A hotel revolution has comes to Palm Springs: these are the new rooms we’re buzzing about. It’s tough to believe it’s been eight years since the über-hip Ace Hotel set up shop in the then-sleepy borough of Palm Springs and helped usher in the town’s second act as a SoCal hot spot. But Palm Springs is entering phase two of its modern rejuvenation with a slew of slick new hotels that up the valley’s design game.
Plus two valley wines that value freshness over power. Okay, let’s start with an oversimplified version of the science behind wine. The riper a grape is, the more natural sugars it contains, and those sugars create more alcohol during fermentation. Hot climates—think South Australia—can make very ripe grapes and very alcoholic wines, while cool ones—think Champagne—less so.
The release of Suntory's new lacklustre Toki is not a good sign. Earlier this year, I had a few meals at JC Poirier’s new love letter to all things Québécois, St. Lawrence, and everything was solidly on message: oreilles de crisse, choucroute garnie, tallboys of Labatt 50. Everything that is, until I got to the back of the menu and saw a full page dedicated solely to Japanese whiskies. Wait, what?
Muck Rack makes it simple to find people, tweets, or articles that mention any name, keyword, company, hashtag etc. We've compiled this guide to help you make the most of your search.
Selecting a term
Start searching tweets, articles from media outlets, articles mentioned in tweets, journalists'
names, titles and bios with some suggested searches:
Companies or Topics (e.g. iPhone, Microsoft)
Phrases (e.g. "cloud computing") — use quotes to keep the terms together
Twitter handles (e.g. @username) — returns those who have mentioned or replied to
Names (e.g. "David Pogue")
Hashtags (e.g. #sxsw, #london2012)
Bio details (e.g. vegan, Olympics, father)
Muck Rack's Advanced Search allows for many boolean operators.
Find results that mention multiple specified terms, use AND or

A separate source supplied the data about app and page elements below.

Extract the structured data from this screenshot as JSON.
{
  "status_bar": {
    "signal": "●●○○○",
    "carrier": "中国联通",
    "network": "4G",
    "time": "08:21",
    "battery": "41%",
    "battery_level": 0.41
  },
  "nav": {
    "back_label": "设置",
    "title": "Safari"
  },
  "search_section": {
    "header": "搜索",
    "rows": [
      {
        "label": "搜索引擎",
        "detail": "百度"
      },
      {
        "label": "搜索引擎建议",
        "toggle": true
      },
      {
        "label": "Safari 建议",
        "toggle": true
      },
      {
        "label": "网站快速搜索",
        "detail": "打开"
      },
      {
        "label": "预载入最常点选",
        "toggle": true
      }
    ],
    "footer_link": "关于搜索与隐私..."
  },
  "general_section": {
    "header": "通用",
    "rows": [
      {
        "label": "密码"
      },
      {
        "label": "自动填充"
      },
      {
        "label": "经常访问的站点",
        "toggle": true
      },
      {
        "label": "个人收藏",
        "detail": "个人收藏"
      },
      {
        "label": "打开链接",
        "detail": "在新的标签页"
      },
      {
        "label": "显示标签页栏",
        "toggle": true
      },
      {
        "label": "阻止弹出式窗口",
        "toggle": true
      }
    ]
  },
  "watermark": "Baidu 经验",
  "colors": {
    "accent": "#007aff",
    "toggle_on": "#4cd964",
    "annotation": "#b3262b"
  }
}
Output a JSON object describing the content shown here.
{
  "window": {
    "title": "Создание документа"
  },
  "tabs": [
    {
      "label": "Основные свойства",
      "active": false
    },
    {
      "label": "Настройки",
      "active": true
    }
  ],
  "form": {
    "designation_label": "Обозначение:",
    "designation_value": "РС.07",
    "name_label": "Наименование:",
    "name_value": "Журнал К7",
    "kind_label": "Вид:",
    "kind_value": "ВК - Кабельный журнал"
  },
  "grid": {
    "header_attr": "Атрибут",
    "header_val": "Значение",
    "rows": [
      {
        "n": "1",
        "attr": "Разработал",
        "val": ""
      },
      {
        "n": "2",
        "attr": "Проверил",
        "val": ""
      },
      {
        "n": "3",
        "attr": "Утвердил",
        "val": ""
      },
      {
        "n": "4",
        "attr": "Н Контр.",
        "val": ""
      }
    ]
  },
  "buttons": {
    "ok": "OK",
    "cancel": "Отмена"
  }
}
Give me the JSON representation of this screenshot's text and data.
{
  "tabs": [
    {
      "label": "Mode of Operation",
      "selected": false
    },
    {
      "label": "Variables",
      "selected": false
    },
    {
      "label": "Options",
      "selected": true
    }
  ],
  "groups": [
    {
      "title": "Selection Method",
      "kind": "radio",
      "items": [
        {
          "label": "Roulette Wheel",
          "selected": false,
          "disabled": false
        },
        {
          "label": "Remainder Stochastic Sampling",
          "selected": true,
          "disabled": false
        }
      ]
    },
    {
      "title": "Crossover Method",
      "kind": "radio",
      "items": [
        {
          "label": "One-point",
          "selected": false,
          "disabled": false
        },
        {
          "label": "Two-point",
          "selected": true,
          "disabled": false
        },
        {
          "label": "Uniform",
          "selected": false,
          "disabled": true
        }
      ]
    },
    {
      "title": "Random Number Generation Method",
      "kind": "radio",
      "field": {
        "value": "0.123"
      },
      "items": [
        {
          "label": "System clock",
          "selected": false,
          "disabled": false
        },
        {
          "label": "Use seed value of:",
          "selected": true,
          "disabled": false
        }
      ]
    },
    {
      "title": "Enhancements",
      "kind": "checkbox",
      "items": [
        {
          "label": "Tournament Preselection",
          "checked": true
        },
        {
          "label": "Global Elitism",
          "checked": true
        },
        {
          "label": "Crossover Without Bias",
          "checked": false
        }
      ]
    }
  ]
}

+. For example, ensure each result contains both Elon Musk and Mark Zuckerberg by
searching Musk AND Zuckerberg or Musk + Zuckerberg.
Use the operators OR or , to broaden your search when you'd like either of
multiple terms to appear in results. (This is the default behavior of our search when no operators
are used). For example, results will contain either cake or cookie by searching cake OR cookie or cake,cookie
Use NOT or - to subtract results from your search. For
example, searching Disney will yield results about the Walt Disney Company as well as Walt Disney
World Resort. To exclude mentions of Disney World, search for Disney -World or Disney
When using one of these operators with a phrase, enclose it in quotation marks. For example, you can
find results about smartphones excluding Apple's iPhone 4S by searching smartphone -"iPhone
Exact case matching or punctuation
If you're searching for a brand name or keyword that relies on specific punctuation marks or capitalization, you can
find results that match your exact query by adding matchcase: before the keyword you're searching for, like matchcase:E*TRADE .
Use parentheses to separate multiple
boolean phrases. For example, to find journalists talking about having fun in Disney World or
Disneyland, search for ("disney world" OR disneyland) AND fun.
An asterisk can be used to search for any variation of a root word truncated by the asterisk. For example, searching for admin* will return results for administrator, administration, administer, administered, etc.
A near operator is an AND operator where you can control the distance between the words. You can vary the distance the near operation uses by adding a forward slash and number (between 0-99) such as strawberries NEAR/10 "whipped cream", which means the strawberries must exist within 10 words of "whipped cream".